The use of veterinary drugs in the food industry is a hot topic with both consumers and regulatory agencies. The public is becoming increasingly concerned with the routine use of antibiotics, hormones, beta agonists and many more compounds in food production due to the potential effects on human health. Foods that are most commonly affected by these drugs are foods that most of us eat on a weekly basis and include: meat, milk and eggs. Check out our “fun” facts below to learn more about veterinary drugs and the food industry.
#1 Some of the first “cures” used on animals had very interesting names, such as: Lee’s Gizzard Capsules, Liquid Hog Medicine, and Kow-Kure. While the actual effectiveness and safety of these drugs in unconfirmed and the ingredients used are unknown, they at least had snappy names.
#2 Like drugs for humans, veterinary drugs must be approved by the FDA before they can be put on the market. The drug manufacturer must provide evidence, e.g. data from clinical trials, etc., that the drug is safe for use on the intended animal.

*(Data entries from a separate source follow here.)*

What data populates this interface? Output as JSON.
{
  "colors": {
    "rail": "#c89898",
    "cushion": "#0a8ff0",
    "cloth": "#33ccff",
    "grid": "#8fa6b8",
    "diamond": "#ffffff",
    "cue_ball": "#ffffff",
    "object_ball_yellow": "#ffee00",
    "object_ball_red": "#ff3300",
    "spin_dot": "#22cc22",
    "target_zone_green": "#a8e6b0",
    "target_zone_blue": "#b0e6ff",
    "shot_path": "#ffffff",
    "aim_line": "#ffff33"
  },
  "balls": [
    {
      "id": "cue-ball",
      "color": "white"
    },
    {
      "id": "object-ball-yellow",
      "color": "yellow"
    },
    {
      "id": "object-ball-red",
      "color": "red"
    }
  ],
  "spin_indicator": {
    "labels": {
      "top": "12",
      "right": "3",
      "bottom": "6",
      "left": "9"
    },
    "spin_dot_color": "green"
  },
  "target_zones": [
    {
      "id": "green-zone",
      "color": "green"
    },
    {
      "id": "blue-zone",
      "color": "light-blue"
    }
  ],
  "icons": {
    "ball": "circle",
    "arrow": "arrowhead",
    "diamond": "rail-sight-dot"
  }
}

#3 One of the main concerns about the use of vet drugs is the possibility that their overuse, or “off-label” use, will cause the targeted organisms to become resistant to treatments. Drug resistant organisms, aka “Superbugs,” originating in food animals could be transmitted to humans where treatment can be very difficult because of the bacteria’s ability to survive courses of multiple antibiotics leading to very sick individuals.
#4 Besides treating animals that are actually sick, many of these drug types have handy side-effects like increasing growth rate, decreasing blood letting time after slaughter, improving color in pig and calf meat and promoting muscle leanness. All of these decrease the cost of production and increases the amount of product available to meet demand.
#5 Regulatory agencies, such as the USDA and the FDA, as well as international regulatory authorities, have put in place strict standards on withdrawal times and maximum residue levels in the final product going to market. The withdrawal period is the interval between the last dose of treatment in an animal and the time when the animal is eligible for slaughter. This also applies to milk; milk from cows being treated or within the withdrawal period of a vet drug must be discarded.
Fun facts are great but allowing Mérieux NutriSciences to be your full-service provider when it comes to veterinary drug testing is even better! We provide reliable testing for over 100 veterinary drugs (hormones, beta-agonists, NSAIDs, antibiotics, etc.) in a wide variety of food matrices. We offer single or multi-screening methods (LC-MS/MS and GC-MS/MS) depending on your customizable needs. Reach out today for more information on how you can start testing your meat or dairy products.
EXTRA! A bonus fun fact is that Mérieux NutriSciences has scientific roots dating back to the early 1800’s. When the company officially began in the mid-1900’s, it was a world leader in the fields of human and veterinary vaccines. To learn more about the history of Mérieux NutriSciences, watch this short video!
Meet the Author
Product Specialist, Mérieux NutriSciences
Katie Schott is a Product Specialist supporting Chemistry and Microbiology business initiatives at Mérieux NutriSciences. She received her Bachelor of Science in Public Health from Purdue University in 2013. In her free time, Katie enjoys reading, traveling, weightlifting and taking her dog for long walks by the lake.